(Written February 4, 2010)
Plans to expand a small Swedish retail complex located around 50 meters from the Norwegian border have upset Norwegian authorities, who fear the new shopping center at Långflon, just south of the popular Trysil ski resort, will hurt retailers on the Norwegian side of the border. That’s because prices in Sweden are much lower than in Norway, as are taxes, and Norwegians already flock over the borders at Svindesund, Ørje and Magnor to do their shopping. Norwegian highway officials fear more traffic on narrow roads in the area, township officials as far away as Hamar and Elverum fear competition for their own shopping centers, and even cabinet minister Erik Solheim has gotten involved, telling newspaper Aftenposten that the new Swedish shopping center “will hurt trade all over Hedmark County.” Swedish officials shrug off the criticism, saying the Norwegians are exaggerating the situation. They say their new shopping center will be small in comparison to those already attracting cross-border trade. The Norwegian authorities may also do well to review their own high-tax policies, which send their citizens over the border in the first place.

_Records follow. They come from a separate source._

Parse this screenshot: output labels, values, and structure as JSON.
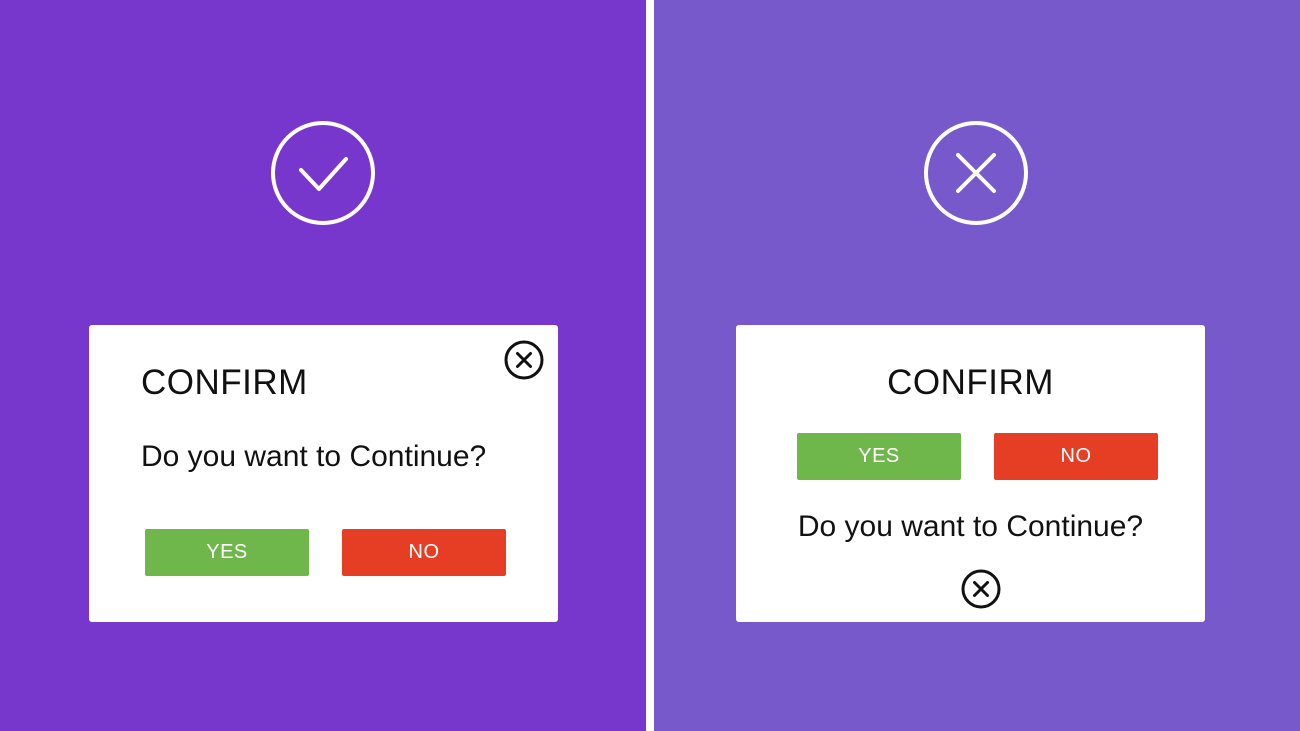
{
  "colors": {
    "left_background": "#7737cc",
    "right_background": "#7759cb",
    "divider": "#ffffff",
    "dialog": "#ffffff",
    "yes_button": "#6fb74b",
    "no_button": "#e53e25",
    "text": "#111111"
  },
  "left": {
    "badge_icon": "checkmark-circle-icon",
    "dialog": {
      "title": "CONFIRM",
      "message": "Do you want to Continue?",
      "yes_label": "YES",
      "no_label": "NO",
      "close_icon": "close-circle-icon"
    }
  },
  "right": {
    "badge_icon": "x-circle-icon",
    "dialog": {
      "title": "CONFIRM",
      "yes_label": "YES",
      "no_label": "NO",
      "message": "Do you want to Continue?",
      "close_icon": "close-circle-icon"
    }
  }
}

(Written February 4, 2010)
Only five countries in the world have a trade surplus bigger than Norway’s, report news magazine The Economist and newspaper Aftenposten, and one of them isn’t entirely comparable. “Little Norway,” as the locals often refer to their own country, ranks as just the 116th in the world when measured in terms of population (currently around 4.8 million). Measured in monetary terms, however, Norway’s trade surplus of NOK 325 billion (around USD 55 billion) ranks 6th in the world, behind Saudi Arabia, China, Germany, Russia and Ireland. The Irish trade surplus is fueled largely by multinational firms that set up production sites in Ireland because of tax advantages, boosting export income at a time when Ireland’s own domestic economy suffered a downturn that led to reduced imports. Ireland’s trade surplus doesn’t necessarily boost its own revenues or economy, Aftenposten notes, while Norway’s trade surplus is based largely on its oil and gas exports that have pumped up the country’s economy for years. Few countries in the world thus sell so much overseas and buy so little back as Norway. Nearly 60 percent of Norway’s export revenues derived from oil and gas sales, the rest mostly from seafood, electricity, aluminum and other metals products. Only 15 percent of export revenues are generated by manufactured goods, since Norway has high labour costs. Øystein Olsen of state statistic bureau SSB noted that Norway’s large trade surplus reflects the country’s political decision to save oil and gas revenues for future generations. “If Norway’s exports and imports were in balance, it would mean we were using up the value of our oil and gas,” Olsen said. “That would be alarming.”
(Written February 3, 2010)